▶ TO DO
While you copy the lines below, skip the pictures and keep the rest exact.

▶ PROVIDED RECORDS
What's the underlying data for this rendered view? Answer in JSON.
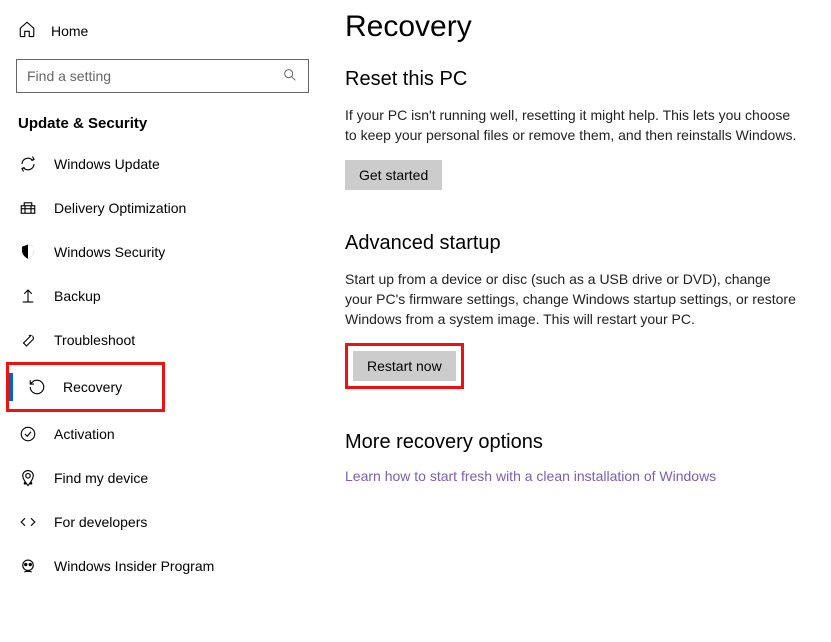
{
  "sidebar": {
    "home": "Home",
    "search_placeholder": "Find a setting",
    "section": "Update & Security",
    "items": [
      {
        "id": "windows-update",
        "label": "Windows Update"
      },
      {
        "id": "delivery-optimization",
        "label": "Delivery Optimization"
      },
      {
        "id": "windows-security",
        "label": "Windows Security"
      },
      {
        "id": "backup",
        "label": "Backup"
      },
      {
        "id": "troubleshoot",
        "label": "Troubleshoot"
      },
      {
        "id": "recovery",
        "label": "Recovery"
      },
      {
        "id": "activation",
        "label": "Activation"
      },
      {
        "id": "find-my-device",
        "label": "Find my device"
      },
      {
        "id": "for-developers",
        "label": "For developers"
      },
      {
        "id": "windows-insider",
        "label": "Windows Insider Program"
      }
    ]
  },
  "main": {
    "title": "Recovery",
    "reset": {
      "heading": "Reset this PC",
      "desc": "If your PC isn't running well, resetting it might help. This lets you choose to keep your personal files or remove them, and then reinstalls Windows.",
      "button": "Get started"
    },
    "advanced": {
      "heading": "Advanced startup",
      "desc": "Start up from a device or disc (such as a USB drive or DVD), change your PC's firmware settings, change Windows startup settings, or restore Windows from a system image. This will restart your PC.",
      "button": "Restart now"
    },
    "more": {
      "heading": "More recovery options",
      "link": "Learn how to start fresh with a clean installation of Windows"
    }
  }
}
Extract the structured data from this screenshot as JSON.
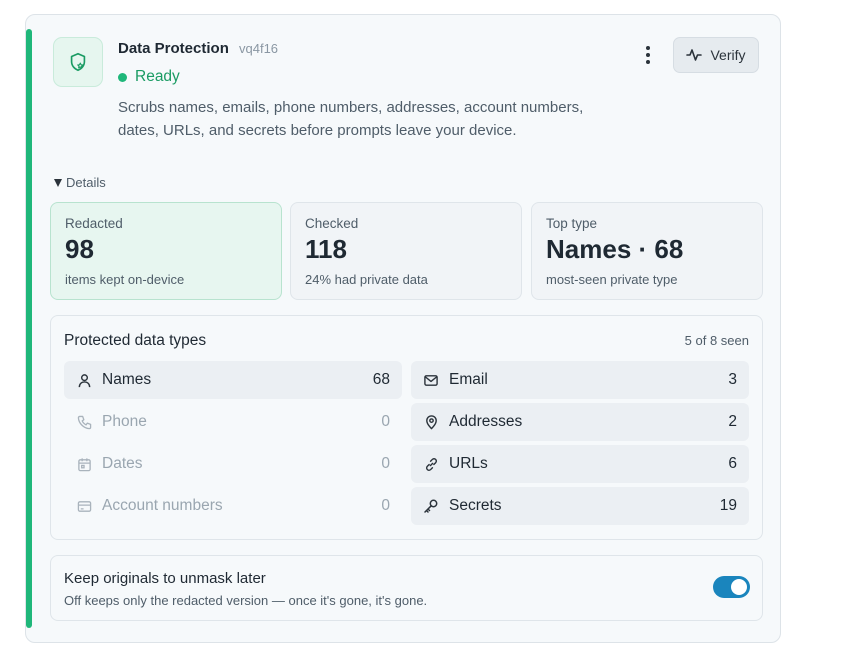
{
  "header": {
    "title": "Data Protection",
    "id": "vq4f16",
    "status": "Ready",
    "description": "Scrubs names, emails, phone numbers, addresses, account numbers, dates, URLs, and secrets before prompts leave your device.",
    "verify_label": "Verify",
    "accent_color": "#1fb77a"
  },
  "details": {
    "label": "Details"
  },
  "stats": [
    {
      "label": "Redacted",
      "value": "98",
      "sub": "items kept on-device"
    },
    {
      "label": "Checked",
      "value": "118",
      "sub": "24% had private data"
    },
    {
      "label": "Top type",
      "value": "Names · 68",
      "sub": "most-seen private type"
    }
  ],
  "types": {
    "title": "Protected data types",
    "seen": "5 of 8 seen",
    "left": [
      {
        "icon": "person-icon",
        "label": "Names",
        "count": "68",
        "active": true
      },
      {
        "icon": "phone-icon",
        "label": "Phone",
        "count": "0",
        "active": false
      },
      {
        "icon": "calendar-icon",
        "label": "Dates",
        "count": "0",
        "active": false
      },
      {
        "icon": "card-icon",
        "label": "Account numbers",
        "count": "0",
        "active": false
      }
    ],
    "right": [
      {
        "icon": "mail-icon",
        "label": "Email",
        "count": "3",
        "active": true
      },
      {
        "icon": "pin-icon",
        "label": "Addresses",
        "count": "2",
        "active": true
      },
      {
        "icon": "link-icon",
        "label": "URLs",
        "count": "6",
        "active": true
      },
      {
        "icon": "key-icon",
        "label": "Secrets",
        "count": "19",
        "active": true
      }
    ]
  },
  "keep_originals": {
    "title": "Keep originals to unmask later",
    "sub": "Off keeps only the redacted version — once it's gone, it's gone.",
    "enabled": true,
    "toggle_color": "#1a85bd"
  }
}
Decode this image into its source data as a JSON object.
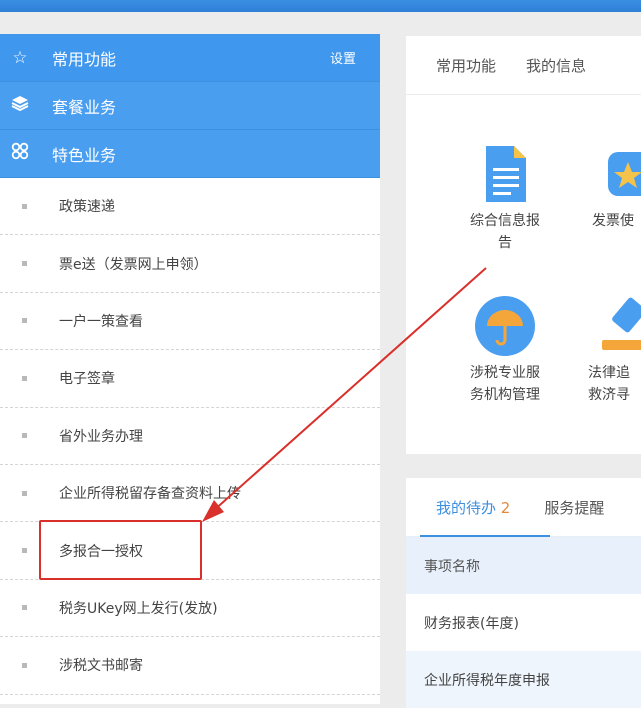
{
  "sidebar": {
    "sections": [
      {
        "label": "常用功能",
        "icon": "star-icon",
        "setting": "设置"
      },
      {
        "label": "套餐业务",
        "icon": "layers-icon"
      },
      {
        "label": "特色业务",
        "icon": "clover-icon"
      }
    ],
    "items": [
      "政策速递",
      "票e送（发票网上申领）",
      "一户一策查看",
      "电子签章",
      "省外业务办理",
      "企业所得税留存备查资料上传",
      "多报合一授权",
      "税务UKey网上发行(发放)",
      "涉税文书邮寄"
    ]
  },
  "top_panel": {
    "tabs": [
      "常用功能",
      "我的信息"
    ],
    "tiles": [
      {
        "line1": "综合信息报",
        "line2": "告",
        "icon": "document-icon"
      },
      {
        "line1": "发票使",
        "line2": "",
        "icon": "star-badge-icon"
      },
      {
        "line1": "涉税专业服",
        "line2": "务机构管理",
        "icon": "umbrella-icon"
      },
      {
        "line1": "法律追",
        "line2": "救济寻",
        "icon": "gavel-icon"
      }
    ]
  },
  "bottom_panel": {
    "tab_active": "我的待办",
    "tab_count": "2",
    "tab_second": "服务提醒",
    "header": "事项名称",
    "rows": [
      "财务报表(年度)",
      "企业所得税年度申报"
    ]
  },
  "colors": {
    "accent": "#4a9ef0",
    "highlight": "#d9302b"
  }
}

▶ RESULT OF THIS EXERCISE
What's the underlying data for this rendered view? Answer in JSON.
{
  "sidebar": {
    "home": "Home",
    "search_placeholder": "Find a setting",
    "section": "Update & Security",
    "items": [
      {
        "id": "windows-update",
        "label": "Windows Update"
      },
      {
        "id": "delivery-optimization",
        "label": "Delivery Optimization"
      },
      {
        "id": "windows-security",
        "label": "Windows Security"
      },
      {
        "id": "backup",
        "label": "Backup"
      },
      {
        "id": "troubleshoot",
        "label": "Troubleshoot"
      },
      {
        "id": "recovery",
        "label": "Recovery"
      },
      {
        "id": "activation",
        "label": "Activation"
      },
      {
        "id": "find-my-device",
        "label": "Find my device"
      },
      {
        "id": "for-developers",
        "label": "For developers"
      },
      {
        "id": "windows-insider",
        "label": "Windows Insider Program"
      }
    ]
  },
  "main": {
    "title": "Recovery",
    "reset": {
      "heading": "Reset this PC",
      "desc": "If your PC isn't running well, resetting it might help. This lets you choose to keep your personal files or remove them, and then reinstalls Windows.",
      "button": "Get started"
    },
    "advanced": {
      "heading": "Advanced startup",
      "desc": "Start up from a device or disc (such as a USB drive or DVD), change your PC's firmware settings, change Windows startup settings, or restore Windows from a system image. This will restart your PC.",
      "button": "Restart now"
    },
    "more": {
      "heading": "More recovery options",
      "link": "Learn how to start fresh with a clean installation of Windows"
    }
  }
}
Extract the structured data from this screenshot as JSON.
{
  "header": {
    "title": "Data Protection",
    "id": "vq4f16",
    "status": "Ready",
    "description": "Scrubs names, emails, phone numbers, addresses, account numbers, dates, URLs, and secrets before prompts leave your device.",
    "verify_label": "Verify",
    "accent_color": "#1fb77a"
  },
  "details": {
    "label": "Details"
  },
  "stats": [
    {
      "label": "Redacted",
      "value": "98",
      "sub": "items kept on-device"
    },
    {
      "label": "Checked",
      "value": "118",
      "sub": "24% had private data"
    },
    {
      "label": "Top type",
      "value": "Names · 68",
      "sub": "most-seen private type"
    }
  ],
  "types": {
    "title": "Protected data types",
    "seen": "5 of 8 seen",
    "left": [
      {
        "icon": "person-icon",
        "label": "Names",
        "count": "68",
        "active": true
      },
      {
        "icon": "phone-icon",
        "label": "Phone",
        "count": "0",
        "active": false
      },
      {
        "icon": "calendar-icon",
        "label": "Dates",
        "count": "0",
        "active": false
      },
      {
        "icon": "card-icon",
        "label": "Account numbers",
        "count": "0",
        "active": false
      }
    ],
    "right": [
      {
        "icon": "mail-icon",
        "label": "Email",
        "count": "3",
        "active": true
      },
      {
        "icon": "pin-icon",
        "label": "Addresses",
        "count": "2",
        "active": true
      },
      {
        "icon": "link-icon",
        "label": "URLs",
        "count": "6",
        "active": true
      },
      {
        "icon": "key-icon",
        "label": "Secrets",
        "count": "19",
        "active": true
      }
    ]
  },
  "keep_originals": {
    "title": "Keep originals to unmask later",
    "sub": "Off keeps only the redacted version — once it's gone, it's gone.",
    "enabled": true,
    "toggle_color": "#1a85bd"
  }
}
Decode this image into its source data as a JSON object.
{
  "sidebar": {
    "sections": [
      {
        "label": "常用功能",
        "icon": "star-icon",
        "setting": "设置"
      },
      {
        "label": "套餐业务",
        "icon": "layers-icon"
      },
      {
        "label": "特色业务",
        "icon": "clover-icon"
      }
    ],
    "items": [
      "政策速递",
      "票e送（发票网上申领）",
      "一户一策查看",
      "电子签章",
      "省外业务办理",
      "企业所得税留存备查资料上传",
      "多报合一授权",
      "税务UKey网上发行(发放)",
      "涉税文书邮寄"
    ]
  },
  "top_panel": {
    "tabs": [
      "常用功能",
      "我的信息"
    ],
    "tiles": [
      {
        "line1": "综合信息报",
        "line2": "告",
        "icon": "document-icon"
      },
      {
        "line1": "发票使",
        "line2": "",
        "icon": "star-badge-icon"
      },
      {
        "line1": "涉税专业服",
        "line2": "务机构管理",
        "icon": "umbrella-icon"
      },
      {
        "line1": "法律追",
        "line2": "救济寻",
        "icon": "gavel-icon"
      }
    ]
  },
  "bottom_panel": {
    "tab_active": "我的待办",
    "tab_count": "2",
    "tab_second": "服务提醒",
    "header": "事项名称",
    "rows": [
      "财务报表(年度)",
      "企业所得税年度申报"
    ]
  },
  "colors": {
    "accent": "#4a9ef0",
    "highlight": "#d9302b"
  }
}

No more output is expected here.